■ WORK TO BE COMPLETED
The entire listing below is to be reproduced exactly.
Top of GIVEN ENTRIES
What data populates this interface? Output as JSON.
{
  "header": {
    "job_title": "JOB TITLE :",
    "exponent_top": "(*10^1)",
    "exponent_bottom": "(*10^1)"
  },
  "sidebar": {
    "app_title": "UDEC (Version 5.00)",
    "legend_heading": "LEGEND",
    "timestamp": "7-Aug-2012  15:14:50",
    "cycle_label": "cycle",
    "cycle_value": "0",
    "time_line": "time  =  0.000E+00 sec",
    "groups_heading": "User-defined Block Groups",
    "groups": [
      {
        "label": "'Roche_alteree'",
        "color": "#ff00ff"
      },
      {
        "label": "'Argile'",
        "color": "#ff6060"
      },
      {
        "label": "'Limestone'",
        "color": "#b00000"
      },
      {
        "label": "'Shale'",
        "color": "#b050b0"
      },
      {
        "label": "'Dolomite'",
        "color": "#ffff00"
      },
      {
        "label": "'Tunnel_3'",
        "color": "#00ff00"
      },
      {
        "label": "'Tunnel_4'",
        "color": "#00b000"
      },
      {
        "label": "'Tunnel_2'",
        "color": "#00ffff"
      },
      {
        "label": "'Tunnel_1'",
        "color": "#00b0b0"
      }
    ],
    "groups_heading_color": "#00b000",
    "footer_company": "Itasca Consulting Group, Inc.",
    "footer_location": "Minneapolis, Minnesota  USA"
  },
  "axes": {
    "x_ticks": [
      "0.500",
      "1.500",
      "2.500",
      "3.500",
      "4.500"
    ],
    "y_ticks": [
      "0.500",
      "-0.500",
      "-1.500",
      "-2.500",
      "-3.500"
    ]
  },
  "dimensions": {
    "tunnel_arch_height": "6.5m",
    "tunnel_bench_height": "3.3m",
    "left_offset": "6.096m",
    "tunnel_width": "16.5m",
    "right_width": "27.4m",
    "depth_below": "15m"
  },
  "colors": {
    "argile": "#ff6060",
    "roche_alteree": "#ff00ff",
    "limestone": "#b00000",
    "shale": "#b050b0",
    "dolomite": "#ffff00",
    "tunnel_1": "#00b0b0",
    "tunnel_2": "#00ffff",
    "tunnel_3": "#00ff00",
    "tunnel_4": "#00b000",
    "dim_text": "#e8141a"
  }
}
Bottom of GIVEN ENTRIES
■ RESULT OF THIS EXERCISE
What data populates this interface? Output as JSON.
{
  "header": {
    "job_title": "JOB TITLE :",
    "exponent_top": "(*10^1)",
    "exponent_bottom": "(*10^1)"
  },
  "sidebar": {
    "app_title": "UDEC (Version 5.00)",
    "legend_heading": "LEGEND",
    "timestamp": "7-Aug-2012  15:14:50",
    "cycle_label": "cycle",
    "cycle_value": "0",
    "time_line": "time  =  0.000E+00 sec",
    "groups_heading": "User-defined Block Groups",
    "groups": [
      {
        "label": "'Roche_alteree'",
        "color": "#ff00ff"
      },
      {
        "label": "'Argile'",
        "color": "#ff6060"
      },
      {
        "label": "'Limestone'",
        "color": "#b00000"
      },
      {
        "label": "'Shale'",
        "color": "#b050b0"
      },
      {
        "label": "'Dolomite'",
        "color": "#ffff00"
      },
      {
        "label": "'Tunnel_3'",
        "color": "#00ff00"
      },
      {
        "label": "'Tunnel_4'",
        "color": "#00b000"
      },
      {
        "label": "'Tunnel_2'",
        "color": "#00ffff"
      },
      {
        "label": "'Tunnel_1'",
        "color": "#00b0b0"
      }
    ],
    "groups_heading_color": "#00b000",
    "footer_company": "Itasca Consulting Group, Inc.",
    "footer_location": "Minneapolis, Minnesota  USA"
  },
  "axes": {
    "x_ticks": [
      "0.500",
      "1.500",
      "2.500",
      "3.500",
      "4.500"
    ],
    "y_ticks": [
      "0.500",
      "-0.500",
      "-1.500",
      "-2.500",
      "-3.500"
    ]
  },
  "dimensions": {
    "tunnel_arch_height": "6.5m",
    "tunnel_bench_height": "3.3m",
    "left_offset": "6.096m",
    "tunnel_width": "16.5m",
    "right_width": "27.4m",
    "depth_below": "15m"
  },
  "colors": {
    "argile": "#ff6060",
    "roche_alteree": "#ff00ff",
    "limestone": "#b00000",
    "shale": "#b050b0",
    "dolomite": "#ffff00",
    "tunnel_1": "#00b0b0",
    "tunnel_2": "#00ffff",
    "tunnel_3": "#00ff00",
    "tunnel_4": "#00b000",
    "dim_text": "#e8141a"
  }
}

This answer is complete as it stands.